Editorial

Don't Give Likud Lawmaker Haim Katz Immunity

Social Affairs Minister Haim Katz.
Emil Salman

The Knesset House Committee, which convened last week especially to discuss Prime Minister Benjamin Netanyahu’s request for immunity, found itself on Thursday “only” deliberating over the immunity request of Likud MK Haim Katz, after the prime minister withdrew his request at the last minute. The committee is expected to vote on Tuesday on the request by Katz, who is suspected of fraud and breach of trust.

According to the indictment, Katz acted to have a bill passed that was formulated by his financial adviser Moti Ben-Ari, which would have been worth millions of shekels to him and Ben-Ari. The bill in question, Amendment 44 to the Securities Law, would have changed the way public companies repaid debts in a way that would have benefited the bond holders in such companies. The indictment states that Katz fast-tracked the legislation, which was passed within three months, while both he and Ben-Ari were major bond-holders in such companies.

In addition, Katz is accused of lying when asked about the matter by the Knesset Ethics Committee and concealing his economic ties to Ben-Ari.

Although Attorney General Avichai Mendelblit told the committee that in his opinion Katz’s immunity request should be rejected, and although he stated unequivocally to the committee that Katz’s action was “criminal,” it seems that the committee members have their doubts.
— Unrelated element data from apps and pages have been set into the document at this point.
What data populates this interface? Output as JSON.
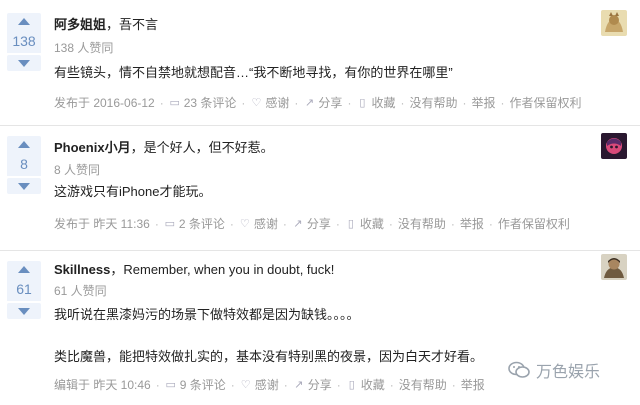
{
  "answers": [
    {
      "votes": "138",
      "author": "阿多姐姐",
      "bio": "，吾不言",
      "likes": "138 人赞同",
      "content": [
        "有些镜头，情不自禁地就想配音…“我不断地寻找，有你的世界在哪里”"
      ],
      "meta": {
        "date": "发布于 2016-06-12",
        "comments": "23 条评论",
        "thanks": "感谢",
        "share": "分享",
        "collect": "收藏",
        "unhelpful": "没有帮助",
        "report": "举报",
        "rights": "作者保留权利"
      }
    },
    {
      "votes": "8",
      "author": "Phoenix小月",
      "bio": "，是个好人，但不好惹。",
      "likes": "8 人赞同",
      "content": [
        "这游戏只有iPhone才能玩。"
      ],
      "meta": {
        "date": "发布于 昨天 11:36",
        "comments": "2 条评论",
        "thanks": "感谢",
        "share": "分享",
        "collect": "收藏",
        "unhelpful": "没有帮助",
        "report": "举报",
        "rights": "作者保留权利"
      }
    },
    {
      "votes": "61",
      "author": "Skillness",
      "bio": "，Remember, when you in doubt, fuck!",
      "likes": "61 人赞同",
      "content": [
        "我听说在黑漆妈污的场景下做特效都是因为缺钱。。。。",
        "类比魔兽，能把特效做扎实的，基本没有特别黑的夜景，因为白天才好看。"
      ],
      "meta": {
        "date": "编辑于 昨天 10:46",
        "comments": "9 条评论",
        "thanks": "感谢",
        "share": "分享",
        "collect": "收藏",
        "unhelpful": "没有帮助",
        "report": "举报"
      }
    }
  ],
  "watermark": "万色娱乐",
  "icons": {
    "comment": "comment-icon",
    "thanks": "heart-icon",
    "share": "share-icon",
    "collect": "bookmark-icon",
    "upvote": "triangle-up-icon",
    "downvote": "triangle-down-icon"
  },
  "colors": {
    "vote_bg": "#eef3fb",
    "vote_fg": "#698ebf",
    "meta": "#999999",
    "text": "#222222"
  }
}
Mendelblit tried to explain to them that Katz’s conduct was not in the “gray zone,” but the committee had trouble understanding when they are barred from promoting issues because of a conflict of interests. “We don’t know where the boundary is,” said MK Revital Swid (Labor-Gesher-Meretz). Likud MK Miki Zohar added: “Elected officials can’t go to the attorney general all the time asking whether they are acting within the law. I seek the security to act freely.” This might also be a side effect of the culture of corruption generated by the prime minister. No one is overly concerned about alleged criminal activity by elected officials.

The law describes four reasons to freeze an indictment against a member of Knesset: the alleged offense was committed in fulfillment of the MK’s duties; the indictment was not filed in good faith or was filed in a discriminatory manner; the alleged offense was committed in the Knesset complex and the parliamentarian in question had already been subject to internalsanctions; criminal proceedings could cause real damage to the functioning of the Knesset or its committees. The attorney general determined that none of these reasons applied in Katz’s case.

Alleged criminal conduct by elected officials must not be tolerated. If the House Committee grants Katz’s request on Tuesday it will convey a contorted message to the public that not everyone is equal before the law. Katz must fight for his innocence in court.